Many analysts refer to the 1970s bull market as the granddaddy of them all—and to a certain extent it was—but you'll notice that the average return here exceeds what the juniors did in the 1979-'80 market.
This is akin to that $0.50 junior stock today reaching $19.86. . . or $16 if you snag 80% of the move. A $10,000 portfolio could grow to over $397,000 (or over $319,000 on 80%).
Gold Stocks and the Greater Depression
Those of you in the deflation camp may dismiss all this because you're convinced The Great Deflation is ahead. Fair enough. But you'd be wrong to assume gold stocks can't do well in that environment.
Take a look at the returns of the two largest producers in the US and Canada, respectively, during the Great Depression.
During a period of soup lines, crashing stock markets, and a fixed gold price, large gold producers handed investors five and six times their money in four years.
If deflation "wins," we still think gold equity investors can, too.
Before you sell your kids to buy gold stocks, be aware of the fine print: history may not repeat. There's no law that says we have to get a mania; it's a good bet, we've no doubt, but it could be different than what we saw before—maybe the mania occurs just in gold and not the stocks. . . or maybe it's only in certain geographical areas. . . or it takes longer than what some investors have the patience for.
The point here is simple: don't invest so much that you get wiped out if it doesn't come to pass.
In the end, though, we think the efforts by governments around the world to reflate the economy will work. Throughout history, a fiat currency system has never lasted—not even once. Eventually, they all fade away. And whether or not gold (or silver) are somehow figured into the monetary replacement, the odds are high that we'll see a mania of epic proportions in our industry, as the world's current fiat currencies implode. Truly life-changing gains will be reaped by those with the foresight, courage, and cash to act before it arrives.
So, yes, someday we think your favorite gold stock will sell for $200. Or perhaps a lot more.
[If you've been thinking about joining Doug Casey and Louis James as they speculate on the best of the best precious metals juniors, now is the time to take advantage of a special discount on Casey International Speculator.
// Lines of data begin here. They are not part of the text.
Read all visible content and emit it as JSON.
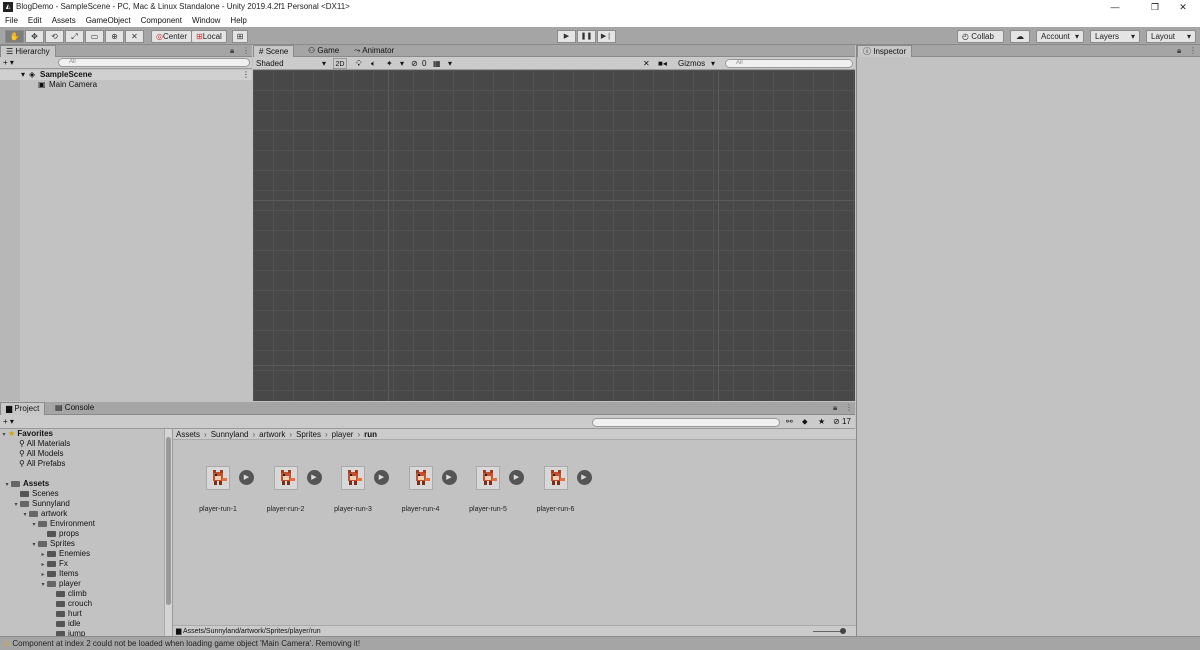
{
  "window": {
    "title": "BlogDemo - SampleScene - PC, Mac & Linux Standalone - Unity 2019.4.2f1 Personal <DX11>",
    "minimize": "—",
    "restore": "❐",
    "close": "✕"
  },
  "menu": [
    "File",
    "Edit",
    "Assets",
    "GameObject",
    "Component",
    "Window",
    "Help"
  ],
  "toolbar": {
    "pivot_label": "Center",
    "space_label": "Local",
    "collab_label": "Collab ▾",
    "account_label": "Account",
    "layers_label": "Layers",
    "layout_label": "Layout"
  },
  "hierarchy": {
    "tab_label": "Hierarchy",
    "add_label": "+ ▾",
    "search_placeholder": "All",
    "scene_name": "SampleScene",
    "objects": [
      "Main Camera"
    ]
  },
  "scene": {
    "tabs": [
      "Scene",
      "Game",
      "Animator"
    ],
    "shading_mode": "Shaded",
    "mode_2d": "2D",
    "hidden_count": "0",
    "gizmos_label": "Gizmos",
    "search_placeholder": "All"
  },
  "inspector": {
    "tab_label": "Inspector"
  },
  "project": {
    "tabs": [
      "Project",
      "Console"
    ],
    "add_label": "+ ▾",
    "hidden_count": "17",
    "breadcrumb": [
      "Assets",
      "Sunnyland",
      "artwork",
      "Sprites",
      "player",
      "run"
    ],
    "path": "Assets/Sunnyland/artwork/Sprites/player/run",
    "favorites": {
      "label": "Favorites",
      "items": [
        "All Materials",
        "All Models",
        "All Prefabs"
      ]
    },
    "tree": [
      {
        "label": "Assets",
        "depth": 0,
        "bold": true,
        "arrow": "▾"
      },
      {
        "label": "Scenes",
        "depth": 1,
        "arrow": ""
      },
      {
        "label": "Sunnyland",
        "depth": 1,
        "arrow": "▾"
      },
      {
        "label": "artwork",
        "depth": 2,
        "arrow": "▾"
      },
      {
        "label": "Environment",
        "depth": 3,
        "arrow": "▾"
      },
      {
        "label": "props",
        "depth": 4,
        "arrow": ""
      },
      {
        "label": "Sprites",
        "depth": 3,
        "arrow": "▾"
      },
      {
        "label": "Enemies",
        "depth": 4,
        "arrow": "▸"
      },
      {
        "label": "Fx",
        "depth": 4,
        "arrow": "▸"
      },
      {
        "label": "Items",
        "depth": 4,
        "arrow": "▸"
      },
      {
        "label": "player",
        "depth": 4,
        "arrow": "▾"
      },
      {
        "label": "climb",
        "depth": 5,
        "arrow": ""
      },
      {
        "label": "crouch",
        "depth": 5,
        "arrow": ""
      },
      {
        "label": "hurt",
        "depth": 5,
        "arrow": ""
      },
      {
        "label": "idle",
        "depth": 5,
        "arrow": ""
      },
      {
        "label": "jump",
        "depth": 5,
        "arrow": ""
      }
    ],
    "assets": [
      "player-run-1",
      "player-run-2",
      "player-run-3",
      "player-run-4",
      "player-run-5",
      "player-run-6"
    ]
  },
  "status": {
    "message": "Component at index 2 could not be loaded when loading game object 'Main Camera'. Removing it!"
  },
  "colors": {
    "scene_bg": "#484848",
    "panel_bg": "#c2c2c2",
    "toolbar_bg": "#a5a5a5",
    "warning": "#e0b020"
  }
}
If you prefer the relative stability of the profitable gold and silver producers, Jeff Clark brings you the best ideas on those every month in BIG GOLD. Now is the time to invest, before the mania kicks in, as prices on gold stocks are as attractive as they’ve ever been.]